By Hovannes Shoghikian
A senior police representative on Tuesday boasted of an imminent ‘logical conclusion’ in the ongoing reforms of the country’s notoriously bureaucracy-stricken passport and visa authorities, saying that new changes in the system leave a narrower scope for procrastinations and abuse.
Deputy Police Chief Gevorg Mherian, in particular, said citizens in capital Yerevan can expect to be issued a passport within five working days after applying.
“At the same time, we have made a provision that passports can be issued even within shorter terms,” said Mherian, adding that a corresponding fee will be required to expedite the service.
In particular, a fee of about $65 will be required to get a passport within one working day.
The police colonel explained that the additional payment would compensate for the extra efforts and resources applied in rendering the service.
Also, from now on citizens can expect to get exit visas in their travel documents and prolong the validity of their passports within one working day without paying any fee beside the envisaged state duty, Mherian added.
Changes have also been introduced in the procedure of replacing passports and travel documents for underage bearers.
“Our underage citizens have the right to be issued a passport at any age and this passport will be valid for the duration of three years,” Mherian said. “And they are allowed to change these passports at any time.”
Another novelty, according to the police official, is that the agreement of both parents for their child or children to receive a passport or an exit visa will no longer have to be certified by the notary’s office. This provision, however, will not be applied if one of the parents objects to his or her child’s leaving the country. “This dispute will have to be settled in court,” Mherian explained.
The police colonel also said that male citizens aged under 18 will no longer encounter problems when applying for exit visas.
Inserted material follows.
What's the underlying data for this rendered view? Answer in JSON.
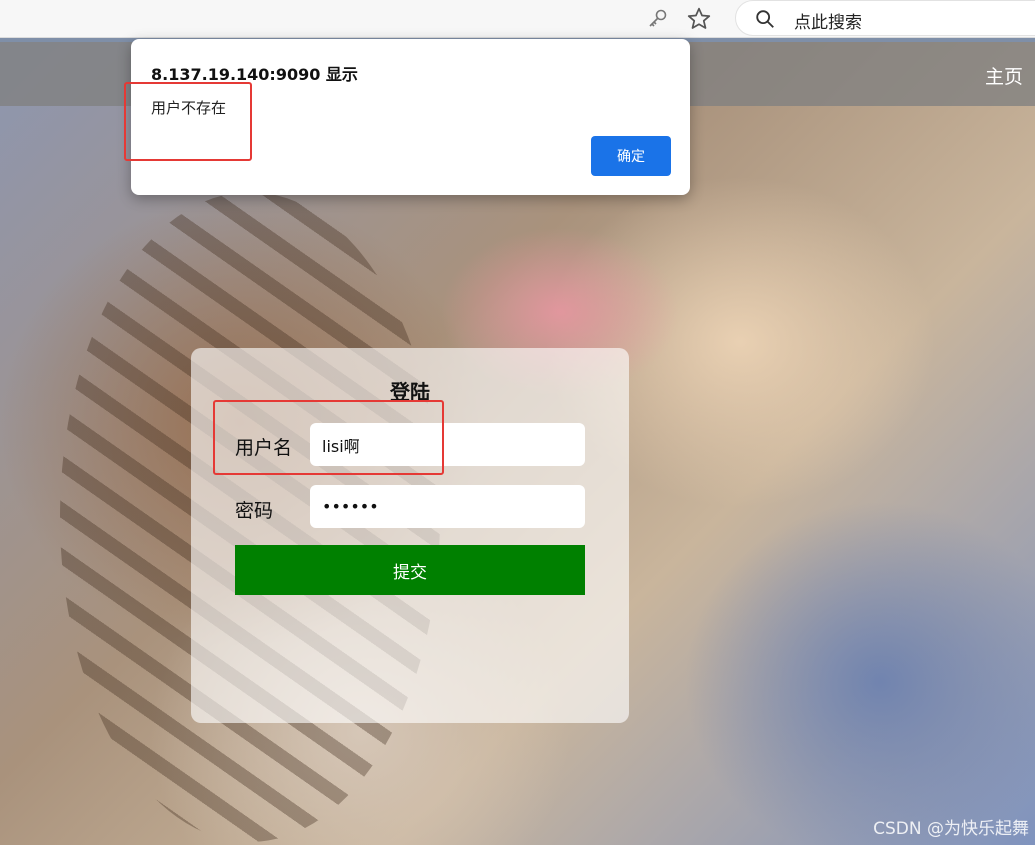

“The former practice was to require information from the military enlistment office. The law does not envisage such restriction, nor does the constitution,” Mherian concluded.